"If the Saudis promised $100 billion or anything like it, then Russian oil is much less reliant on other foreign investment."

Russia's "very rambunctious and rapidly growing oil companies" may be a challenge for Russian leadership in making investment deals with other countries, he said.

"What Putin probably thought when he talked to the Saudi prince was, 'I don't have control of the Russian oil industry,'" Ratliff said.

"By making Yukos an example, Putin may cause them enough trouble that the others (in the oil industry) will become much more compliant."

Even though Yukos has dominated headlines recently, the company's real role in the mature, ambitious and diverse Russian energy industry should be viewed objectively, Kuznetsov observed.

"It is much more complicated than Yukos," he said, "since the Russian oil portrait has a life of its own."

Russia's second-largest oil producer, OAO Lukoil Holdings, has denied rumors that it plans to sell 10-15 percent of its operations to ConocoPhillips.

However, in November Lukoil said it wants to finalize a joint venture agreement with ConocoPhillips. The venture would develop Lukoil's Northern Territories holdings.

ConocoPhillips originally hoped to secure a production sharing agreement (PSA) for the $2 billion venture. But Russia has backed away from offering PSAs, which allow up-front recovery of costs.

To date, ConocoPhillips has invested more that $200 million in the Northern Territories project.

The country's picture also includes the long-expected restructuring of the world's gas giant Gazprom, social policy in energy industry, access to global markets, diversification of export routes, new private pipelines and pipeline access, integration into international energy space, application of European environmental standards, forming an efficient fuel and energy balance, efficiency of subsoil stock, etc., and, finally, sources of $500 billion investments required by the Russian energy industry over the next decade.

And politics, as always.

Kuznetsov senses a change in the wind.

"The substance of the message coming from Moscow is that regions will lose much of their power to license fields," he said.

Western investors should watch the progress of pending bills in Russia's parliament, the Duma, Kuznetsov said. That's where the licensing issues will be decided.

"Then, we should see how they regulate subsoil resources and treat companies in terms of profits," he said.

Elections for the Duma were held in December, and Russia's presidential election occurs in March. At this point, Putin appears almost certain to be re-elected.

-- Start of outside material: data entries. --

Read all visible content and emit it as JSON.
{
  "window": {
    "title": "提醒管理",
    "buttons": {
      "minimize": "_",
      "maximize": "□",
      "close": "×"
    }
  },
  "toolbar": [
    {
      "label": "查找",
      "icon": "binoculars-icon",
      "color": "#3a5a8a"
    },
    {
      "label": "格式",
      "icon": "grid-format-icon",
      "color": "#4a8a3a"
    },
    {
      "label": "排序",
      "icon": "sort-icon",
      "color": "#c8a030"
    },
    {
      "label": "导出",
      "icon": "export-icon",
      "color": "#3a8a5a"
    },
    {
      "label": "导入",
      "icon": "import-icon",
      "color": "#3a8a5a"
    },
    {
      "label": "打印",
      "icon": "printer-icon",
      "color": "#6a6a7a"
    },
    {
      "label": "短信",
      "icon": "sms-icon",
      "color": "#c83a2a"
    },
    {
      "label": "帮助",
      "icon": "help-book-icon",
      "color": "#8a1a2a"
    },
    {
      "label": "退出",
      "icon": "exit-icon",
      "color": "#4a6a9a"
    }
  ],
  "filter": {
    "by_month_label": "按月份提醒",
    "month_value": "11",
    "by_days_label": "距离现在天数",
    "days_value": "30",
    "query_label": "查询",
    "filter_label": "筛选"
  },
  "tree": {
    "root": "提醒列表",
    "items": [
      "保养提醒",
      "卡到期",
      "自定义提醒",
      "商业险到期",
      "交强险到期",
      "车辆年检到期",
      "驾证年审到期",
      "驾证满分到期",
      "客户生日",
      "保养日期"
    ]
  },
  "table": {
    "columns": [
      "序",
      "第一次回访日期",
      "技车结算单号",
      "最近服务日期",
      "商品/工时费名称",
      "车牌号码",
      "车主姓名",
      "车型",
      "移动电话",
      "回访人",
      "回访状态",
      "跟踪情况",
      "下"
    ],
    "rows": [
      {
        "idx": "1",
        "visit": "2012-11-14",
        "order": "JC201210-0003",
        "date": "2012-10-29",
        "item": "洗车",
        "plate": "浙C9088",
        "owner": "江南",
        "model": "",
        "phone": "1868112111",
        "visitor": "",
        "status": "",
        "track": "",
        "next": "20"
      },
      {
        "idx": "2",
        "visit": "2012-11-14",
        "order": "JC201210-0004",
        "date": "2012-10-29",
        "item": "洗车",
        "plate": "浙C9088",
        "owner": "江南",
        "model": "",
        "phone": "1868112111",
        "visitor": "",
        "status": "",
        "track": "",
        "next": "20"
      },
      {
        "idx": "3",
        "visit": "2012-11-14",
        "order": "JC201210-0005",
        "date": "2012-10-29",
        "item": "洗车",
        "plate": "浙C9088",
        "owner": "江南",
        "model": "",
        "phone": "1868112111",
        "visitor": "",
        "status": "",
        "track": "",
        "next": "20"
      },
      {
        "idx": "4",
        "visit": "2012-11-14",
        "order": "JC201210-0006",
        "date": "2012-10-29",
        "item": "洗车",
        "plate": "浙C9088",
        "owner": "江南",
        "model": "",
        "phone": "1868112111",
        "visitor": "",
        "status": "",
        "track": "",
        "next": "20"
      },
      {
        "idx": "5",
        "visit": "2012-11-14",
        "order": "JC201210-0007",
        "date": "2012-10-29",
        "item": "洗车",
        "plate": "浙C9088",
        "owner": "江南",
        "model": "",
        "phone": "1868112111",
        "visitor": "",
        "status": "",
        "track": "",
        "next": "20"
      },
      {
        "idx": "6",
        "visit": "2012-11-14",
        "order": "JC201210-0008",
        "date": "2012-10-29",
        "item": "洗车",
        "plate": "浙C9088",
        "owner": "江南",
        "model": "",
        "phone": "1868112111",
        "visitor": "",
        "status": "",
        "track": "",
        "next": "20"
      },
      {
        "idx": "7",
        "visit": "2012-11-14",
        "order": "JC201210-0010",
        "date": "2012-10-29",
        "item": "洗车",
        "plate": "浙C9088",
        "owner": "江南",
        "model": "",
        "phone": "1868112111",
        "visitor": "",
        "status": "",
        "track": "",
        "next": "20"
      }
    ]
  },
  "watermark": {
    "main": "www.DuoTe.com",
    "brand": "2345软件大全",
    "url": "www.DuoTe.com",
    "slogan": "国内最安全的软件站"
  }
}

Results of the elections will have a profound long-term effect on Russia's business climate and its energy industry, Kuznetsov said.

"After the March 2004 presidential election investors may find themselves in a vibrant and, hopefully, more transparent, predictable and investor-friendly environment," he said. "I believe some federal energy officials will go and the 2020 Energy Strategy will finally enter its implementation stage. The question is, how knowledgeable and professional will be those who succeed outgoing bureaucrats?"

In the best case, experienced petroleum professionals will be appointed, Kuznetsov said. But it's not at all certain that will happen.

Is Western investment in Russia's oil industry a good idea?

Asked if he would invest his own money in Russian oil, Ratliff answered:

"Yes."

"I might invest a little. I wouldn't put all my money in Russian oil, but I'd buy a little," he said.

Is it a good idea to invest in Russia?

Today, the situation in Russia is so fluid, so unpredictable, that no one can know the answer for certain.

Not even the largest Western petroleum companies that want to invest tens of billions of dollars.

"They're going to have to have a lot of faith in God and Putin not to require some sort of controls," Ratliff said.

"And the type of controls they will want are the type that will antagonize the Russians."

deafxvfcrawbcextcrzdzzzesdsuu

You may also be interested in ...